The earthquake struck at 4:16am and was registered as an upper 5 on the Japanese earthquake intensity scale of 7 in Kisarazu and lower 5 in Kimitsu, both in Chiba Prefecture, and 4 in areas including Tokyo’s Chiyoda and Shinagawa wards, the Japanese Meteorological Agency reported. The agency also noted that there were no warnings regarding tsunamis issued by the authorities.
Upper 5 Scale Earthquake Hits Chiba Prefecture
The upper 5 scale definition implies a situation in which people find it difficult to walk. Chiba Prefecture had not experienced an upper 5 earthquake since 2012, said the agency, warning that a similar scale earthquake could occur for about a week. The quake measured 4 in Mihama Ward in the city of Chiba and some wards in Yokohama and Kawasaki.
Disruptions in Railway Services and Elevator Operations
Two women were slightly injured in Chiba Prefecture, with two others hurt in Kanagawa Prefecture, including a man who suffered injuries from a falling ceiling light while sleeping. No casualties were reported from Tokyo, according to The Japan Times. The earthquake also caused disruptions in railway services that run through Chiba Prefecture, including Uchibo and Sotobo lines, which were canceled or delayed. In addition, dozens of elevators, mostly in high-rise condominium buildings in Tokyo, as well as Chiba and Kanagawa prefectures, stopped automatically due to the earthquake. However, according to the elevator manufacturing and maintenance company Elevator Systems, nobody was reported to be trapped inside.
Governor Calls for Preparedness for Aftershocks
The quake originated in southern Chiba Prefecture at a depth of around 40 kilometres. The agency initially reported a magnitude of 5.4 but later revised it to 5.2. While there were no serious injuries in the aftermath of the quake, residents were terrified after the jolt.

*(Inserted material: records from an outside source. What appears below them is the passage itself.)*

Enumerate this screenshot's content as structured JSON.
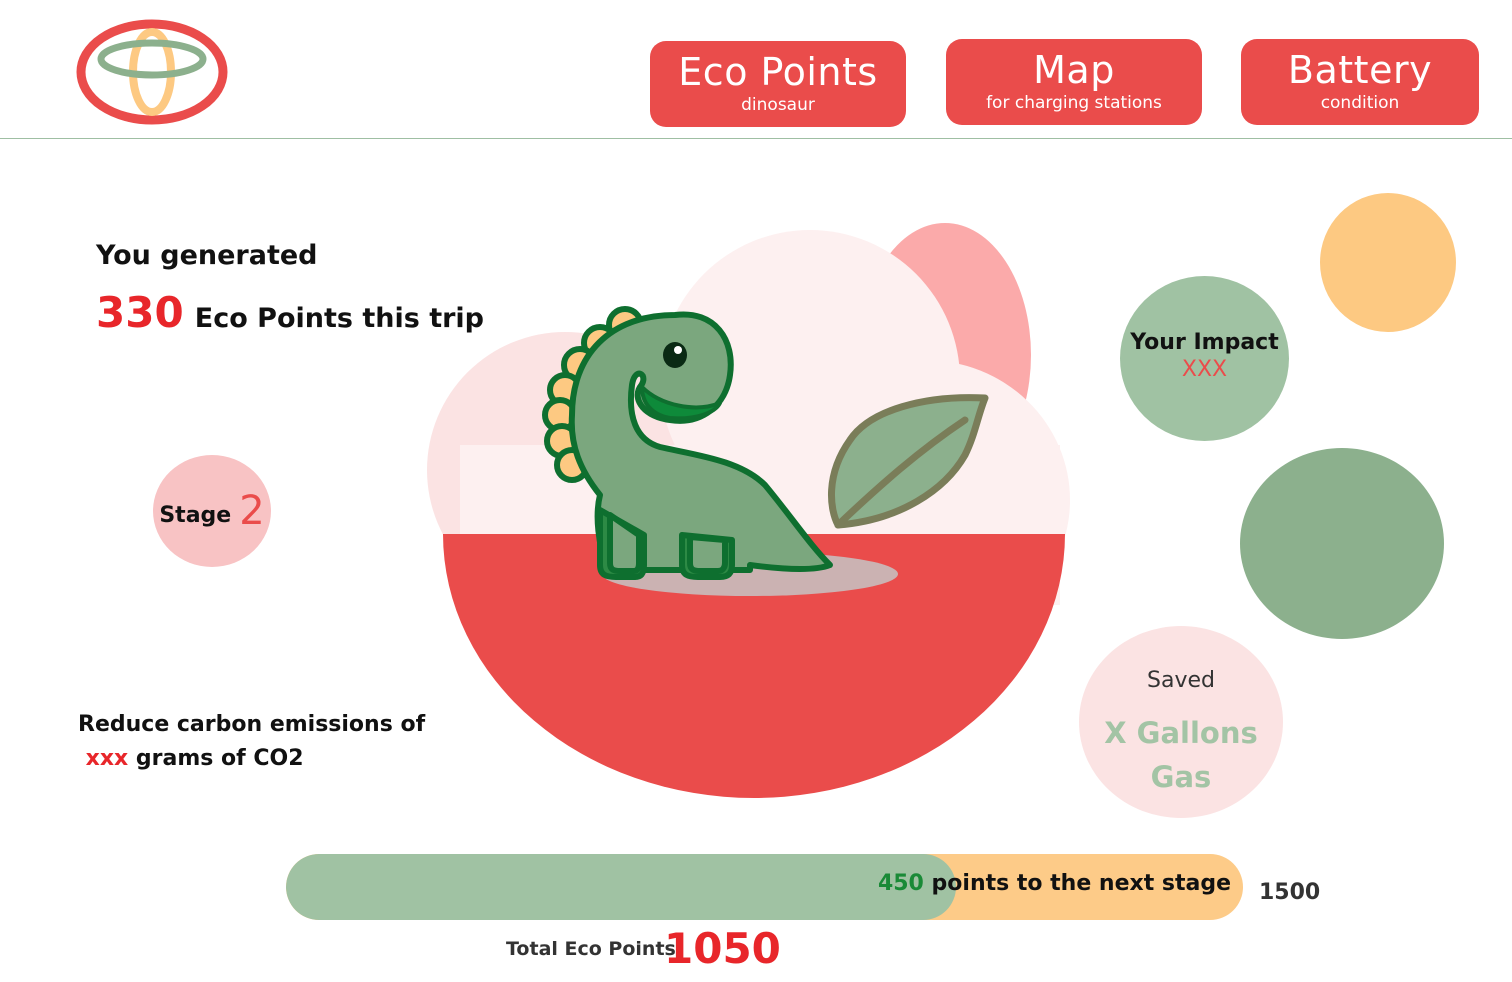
{
  "header": {
    "nav": [
      {
        "title": "Eco Points",
        "subtitle": "dinosaur"
      },
      {
        "title": "Map",
        "subtitle": "for charging stations"
      },
      {
        "title": "Battery",
        "subtitle": "condition"
      }
    ]
  },
  "trip": {
    "label": "You generated",
    "points": "330",
    "suffix": "Eco Points this trip"
  },
  "stage": {
    "label": "Stage",
    "value": "2"
  },
  "reduce": {
    "line1": "Reduce carbon emissions of",
    "amount": "xxx",
    "line2_rest": " grams of CO2"
  },
  "impact": {
    "label": "Your Impact",
    "value": "XXX"
  },
  "saved": {
    "label": "Saved",
    "value_line1": "X Gallons",
    "value_line2": "Gas"
  },
  "progress": {
    "current": 1050,
    "max": 1500,
    "remaining": "450",
    "remaining_text": " points to the next stage",
    "max_label": "1500"
  },
  "total": {
    "label": "Total Eco Points",
    "value": "1050"
  },
  "colors": {
    "accent_red": "#ea4c4b",
    "sage_green": "#a0c2a3",
    "orange": "#fdc982",
    "dino_green": "#7ba77e",
    "dino_outline": "#0e6f2f"
  },
  "icons": {
    "logo": "ring-logo-icon",
    "dino": "dinosaur-illustration",
    "leaf": "leaf-icon"
  }
}
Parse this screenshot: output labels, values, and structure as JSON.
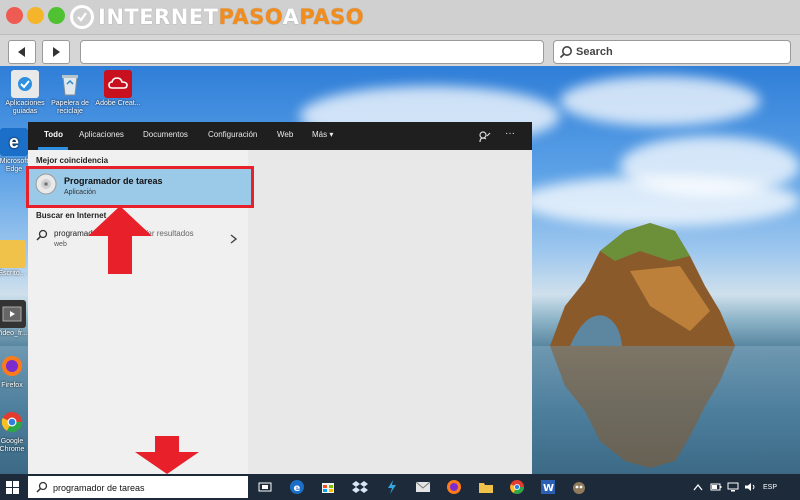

Chiba Governor Toshihito Kumagai instructed officials to prepare for large aftershocks for the time being, saying, “We must be fully ready to respond.”